WHAT THE EXERCISE ASKS |
Each entry needs to be duplicated exactly.

Start of Block

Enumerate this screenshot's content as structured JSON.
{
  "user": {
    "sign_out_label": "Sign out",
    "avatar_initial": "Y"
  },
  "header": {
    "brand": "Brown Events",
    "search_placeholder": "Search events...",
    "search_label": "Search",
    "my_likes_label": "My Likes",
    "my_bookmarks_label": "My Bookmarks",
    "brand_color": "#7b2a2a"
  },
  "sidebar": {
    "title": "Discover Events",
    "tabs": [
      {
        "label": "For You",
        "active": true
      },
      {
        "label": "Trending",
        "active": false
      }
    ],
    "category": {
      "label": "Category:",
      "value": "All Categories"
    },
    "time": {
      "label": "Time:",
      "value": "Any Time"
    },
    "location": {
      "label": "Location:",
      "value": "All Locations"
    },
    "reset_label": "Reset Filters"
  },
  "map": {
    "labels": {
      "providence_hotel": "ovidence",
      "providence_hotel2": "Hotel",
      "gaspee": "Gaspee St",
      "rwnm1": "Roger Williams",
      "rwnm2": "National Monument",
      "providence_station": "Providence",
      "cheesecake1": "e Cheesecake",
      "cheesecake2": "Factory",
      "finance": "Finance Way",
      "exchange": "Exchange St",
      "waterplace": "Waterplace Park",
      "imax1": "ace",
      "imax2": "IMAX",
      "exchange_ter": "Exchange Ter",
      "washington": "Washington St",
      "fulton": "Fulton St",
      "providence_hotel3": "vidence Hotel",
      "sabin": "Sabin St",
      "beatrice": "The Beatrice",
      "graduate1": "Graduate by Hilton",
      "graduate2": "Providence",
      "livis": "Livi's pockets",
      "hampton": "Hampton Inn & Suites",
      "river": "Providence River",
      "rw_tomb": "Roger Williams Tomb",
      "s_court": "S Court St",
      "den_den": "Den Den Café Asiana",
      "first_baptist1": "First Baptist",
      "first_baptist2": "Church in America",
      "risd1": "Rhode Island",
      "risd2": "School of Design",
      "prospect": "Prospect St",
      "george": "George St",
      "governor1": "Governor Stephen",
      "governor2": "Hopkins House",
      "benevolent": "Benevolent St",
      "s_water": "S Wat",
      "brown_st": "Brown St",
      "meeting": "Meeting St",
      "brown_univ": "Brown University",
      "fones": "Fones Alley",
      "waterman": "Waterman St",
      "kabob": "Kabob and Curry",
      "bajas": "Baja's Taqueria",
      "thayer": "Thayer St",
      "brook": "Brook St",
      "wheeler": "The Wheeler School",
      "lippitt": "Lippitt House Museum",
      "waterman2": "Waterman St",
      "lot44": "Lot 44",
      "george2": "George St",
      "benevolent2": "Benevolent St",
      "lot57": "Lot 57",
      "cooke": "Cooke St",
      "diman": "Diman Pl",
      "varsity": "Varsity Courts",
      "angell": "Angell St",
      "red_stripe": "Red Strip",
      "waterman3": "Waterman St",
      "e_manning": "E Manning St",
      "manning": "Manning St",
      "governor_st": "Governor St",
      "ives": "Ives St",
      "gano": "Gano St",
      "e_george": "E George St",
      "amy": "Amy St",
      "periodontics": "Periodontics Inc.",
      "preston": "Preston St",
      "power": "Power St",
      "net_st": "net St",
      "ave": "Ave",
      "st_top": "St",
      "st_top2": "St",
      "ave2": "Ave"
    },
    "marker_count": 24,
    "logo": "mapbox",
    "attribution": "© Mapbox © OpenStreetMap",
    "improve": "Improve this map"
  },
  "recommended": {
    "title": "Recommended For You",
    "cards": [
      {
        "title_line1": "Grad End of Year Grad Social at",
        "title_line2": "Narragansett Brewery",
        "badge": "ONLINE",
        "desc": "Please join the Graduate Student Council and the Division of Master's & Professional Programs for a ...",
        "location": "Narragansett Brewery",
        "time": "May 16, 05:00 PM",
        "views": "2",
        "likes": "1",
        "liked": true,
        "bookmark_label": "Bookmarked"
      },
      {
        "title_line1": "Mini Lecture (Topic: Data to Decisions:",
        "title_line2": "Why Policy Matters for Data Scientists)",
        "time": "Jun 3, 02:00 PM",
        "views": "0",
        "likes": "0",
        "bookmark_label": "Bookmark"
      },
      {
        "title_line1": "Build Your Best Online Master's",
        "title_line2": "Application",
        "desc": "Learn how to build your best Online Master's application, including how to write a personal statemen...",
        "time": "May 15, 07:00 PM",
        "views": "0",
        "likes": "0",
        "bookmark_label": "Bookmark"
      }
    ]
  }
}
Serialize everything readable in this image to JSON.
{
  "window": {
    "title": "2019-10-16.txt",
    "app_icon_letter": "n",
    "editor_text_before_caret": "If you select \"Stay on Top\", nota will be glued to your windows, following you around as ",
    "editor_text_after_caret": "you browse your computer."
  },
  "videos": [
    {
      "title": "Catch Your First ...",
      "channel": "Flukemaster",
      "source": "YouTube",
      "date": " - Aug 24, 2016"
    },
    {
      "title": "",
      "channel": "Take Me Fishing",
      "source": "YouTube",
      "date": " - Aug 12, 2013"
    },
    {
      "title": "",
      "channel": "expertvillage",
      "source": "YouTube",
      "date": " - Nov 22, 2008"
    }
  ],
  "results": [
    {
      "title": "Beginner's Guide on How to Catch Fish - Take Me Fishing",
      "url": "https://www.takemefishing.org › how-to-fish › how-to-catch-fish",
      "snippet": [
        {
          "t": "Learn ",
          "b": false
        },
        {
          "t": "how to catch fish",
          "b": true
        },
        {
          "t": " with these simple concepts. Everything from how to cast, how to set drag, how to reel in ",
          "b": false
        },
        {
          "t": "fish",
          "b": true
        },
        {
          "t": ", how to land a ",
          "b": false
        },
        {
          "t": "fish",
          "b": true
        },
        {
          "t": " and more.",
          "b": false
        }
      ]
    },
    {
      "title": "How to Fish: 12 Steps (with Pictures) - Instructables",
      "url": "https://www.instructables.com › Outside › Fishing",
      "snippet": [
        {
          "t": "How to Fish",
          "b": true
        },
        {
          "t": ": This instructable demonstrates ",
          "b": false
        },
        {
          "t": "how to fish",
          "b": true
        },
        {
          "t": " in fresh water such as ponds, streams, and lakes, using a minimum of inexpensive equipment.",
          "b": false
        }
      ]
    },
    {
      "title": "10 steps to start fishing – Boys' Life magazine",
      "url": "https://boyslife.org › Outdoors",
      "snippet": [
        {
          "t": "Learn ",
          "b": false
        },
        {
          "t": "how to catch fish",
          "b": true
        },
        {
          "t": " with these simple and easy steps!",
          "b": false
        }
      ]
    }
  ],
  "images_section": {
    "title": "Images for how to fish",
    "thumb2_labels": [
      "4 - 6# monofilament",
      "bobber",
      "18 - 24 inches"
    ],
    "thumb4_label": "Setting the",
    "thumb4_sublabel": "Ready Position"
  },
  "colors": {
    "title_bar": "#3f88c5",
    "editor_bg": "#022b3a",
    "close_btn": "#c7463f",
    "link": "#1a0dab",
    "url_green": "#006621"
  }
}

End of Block

ANSWER TO THIS EXERCISE |
Enumerate this screenshot's content as structured JSON.
{
  "user": {
    "sign_out_label": "Sign out",
    "avatar_initial": "Y"
  },
  "header": {
    "brand": "Brown Events",
    "search_placeholder": "Search events...",
    "search_label": "Search",
    "my_likes_label": "My Likes",
    "my_bookmarks_label": "My Bookmarks",
    "brand_color": "#7b2a2a"
  },
  "sidebar": {
    "title": "Discover Events",
    "tabs": [
      {
        "label": "For You",
        "active": true
      },
      {
        "label": "Trending",
        "active": false
      }
    ],
    "category": {
      "label": "Category:",
      "value": "All Categories"
    },
    "time": {
      "label": "Time:",
      "value": "Any Time"
    },
    "location": {
      "label": "Location:",
      "value": "All Locations"
    },
    "reset_label": "Reset Filters"
  },
  "map": {
    "labels": {
      "providence_hotel": "ovidence",
      "providence_hotel2": "Hotel",
      "gaspee": "Gaspee St",
      "rwnm1": "Roger Williams",
      "rwnm2": "National Monument",
      "providence_station": "Providence",
      "cheesecake1": "e Cheesecake",
      "cheesecake2": "Factory",
      "finance": "Finance Way",
      "exchange": "Exchange St",
      "waterplace": "Waterplace Park",
      "imax1": "ace",
      "imax2": "IMAX",
      "exchange_ter": "Exchange Ter",
      "washington": "Washington St",
      "fulton": "Fulton St",
      "providence_hotel3": "vidence Hotel",
      "sabin": "Sabin St",
      "beatrice": "The Beatrice",
      "graduate1": "Graduate by Hilton",
      "graduate2": "Providence",
      "livis": "Livi's pockets",
      "hampton": "Hampton Inn & Suites",
      "river": "Providence River",
      "rw_tomb": "Roger Williams Tomb",
      "s_court": "S Court St",
      "den_den": "Den Den Café Asiana",
      "first_baptist1": "First Baptist",
      "first_baptist2": "Church in America",
      "risd1": "Rhode Island",
      "risd2": "School of Design",
      "prospect": "Prospect St",
      "george": "George St",
      "governor1": "Governor Stephen",
      "governor2": "Hopkins House",
      "benevolent": "Benevolent St",
      "s_water": "S Wat",
      "brown_st": "Brown St",
      "meeting": "Meeting St",
      "brown_univ": "Brown University",
      "fones": "Fones Alley",
      "waterman": "Waterman St",
      "kabob": "Kabob and Curry",
      "bajas": "Baja's Taqueria",
      "thayer": "Thayer St",
      "brook": "Brook St",
      "wheeler": "The Wheeler School",
      "lippitt": "Lippitt House Museum",
      "waterman2": "Waterman St",
      "lot44": "Lot 44",
      "george2": "George St",
      "benevolent2": "Benevolent St",
      "lot57": "Lot 57",
      "cooke": "Cooke St",
      "diman": "Diman Pl",
      "varsity": "Varsity Courts",
      "angell": "Angell St",
      "red_stripe": "Red Strip",
      "waterman3": "Waterman St",
      "e_manning": "E Manning St",
      "manning": "Manning St",
      "governor_st": "Governor St",
      "ives": "Ives St",
      "gano": "Gano St",
      "e_george": "E George St",
      "amy": "Amy St",
      "periodontics": "Periodontics Inc.",
      "preston": "Preston St",
      "power": "Power St",
      "net_st": "net St",
      "ave": "Ave",
      "st_top": "St",
      "st_top2": "St",
      "ave2": "Ave"
    },
    "marker_count": 24,
    "logo": "mapbox",
    "attribution": "© Mapbox © OpenStreetMap",
    "improve": "Improve this map"
  },
  "recommended": {
    "title": "Recommended For You",
    "cards": [
      {
        "title_line1": "Grad End of Year Grad Social at",
        "title_line2": "Narragansett Brewery",
        "badge": "ONLINE",
        "desc": "Please join the Graduate Student Council and the Division of Master's & Professional Programs for a ...",
        "location": "Narragansett Brewery",
        "time": "May 16, 05:00 PM",
        "views": "2",
        "likes": "1",
        "liked": true,
        "bookmark_label": "Bookmarked"
      },
      {
        "title_line1": "Mini Lecture (Topic: Data to Decisions:",
        "title_line2": "Why Policy Matters for Data Scientists)",
        "time": "Jun 3, 02:00 PM",
        "views": "0",
        "likes": "0",
        "bookmark_label": "Bookmark"
      },
      {
        "title_line1": "Build Your Best Online Master's",
        "title_line2": "Application",
        "desc": "Learn how to build your best Online Master's application, including how to write a personal statemen...",
        "time": "May 15, 07:00 PM",
        "views": "0",
        "likes": "0",
        "bookmark_label": "Bookmark"
      }
    ]
  }
}
Serialize everything readable in this image to JSON.
{
  "window": {
    "title": "2019-10-16.txt",
    "app_icon_letter": "n",
    "editor_text_before_caret": "If you select \"Stay on Top\", nota will be glued to your windows, following you around as ",
    "editor_text_after_caret": "you browse your computer."
  },
  "videos": [
    {
      "title": "Catch Your First ...",
      "channel": "Flukemaster",
      "source": "YouTube",
      "date": " - Aug 24, 2016"
    },
    {
      "title": "",
      "channel": "Take Me Fishing",
      "source": "YouTube",
      "date": " - Aug 12, 2013"
    },
    {
      "title": "",
      "channel": "expertvillage",
      "source": "YouTube",
      "date": " - Nov 22, 2008"
    }
  ],
  "results": [
    {
      "title": "Beginner's Guide on How to Catch Fish - Take Me Fishing",
      "url": "https://www.takemefishing.org › how-to-fish › how-to-catch-fish",
      "snippet": [
        {
          "t": "Learn ",
          "b": false
        },
        {
          "t": "how to catch fish",
          "b": true
        },
        {
          "t": " with these simple concepts. Everything from how to cast, how to set drag, how to reel in ",
          "b": false
        },
        {
          "t": "fish",
          "b": true
        },
        {
          "t": ", how to land a ",
          "b": false
        },
        {
          "t": "fish",
          "b": true
        },
        {
          "t": " and more.",
          "b": false
        }
      ]
    },
    {
      "title": "How to Fish: 12 Steps (with Pictures) - Instructables",
      "url": "https://www.instructables.com › Outside › Fishing",
      "snippet": [
        {
          "t": "How to Fish",
          "b": true
        },
        {
          "t": ": This instructable demonstrates ",
          "b": false
        },
        {
          "t": "how to fish",
          "b": true
        },
        {
          "t": " in fresh water such as ponds, streams, and lakes, using a minimum of inexpensive equipment.",
          "b": false
        }
      ]
    },
    {
      "title": "10 steps to start fishing – Boys' Life magazine",
      "url": "https://boyslife.org › Outdoors",
      "snippet": [
        {
          "t": "Learn ",
          "b": false
        },
        {
          "t": "how to catch fish",
          "b": true
        },
        {
          "t": " with these simple and easy steps!",
          "b": false
        }
      ]
    }
  ],
  "images_section": {
    "title": "Images for how to fish",
    "thumb2_labels": [
      "4 - 6# monofilament",
      "bobber",
      "18 - 24 inches"
    ],
    "thumb4_label": "Setting the",
    "thumb4_sublabel": "Ready Position"
  },
  "colors": {
    "title_bar": "#3f88c5",
    "editor_bg": "#022b3a",
    "close_btn": "#c7463f",
    "link": "#1a0dab",
    "url_green": "#006621"
  }
}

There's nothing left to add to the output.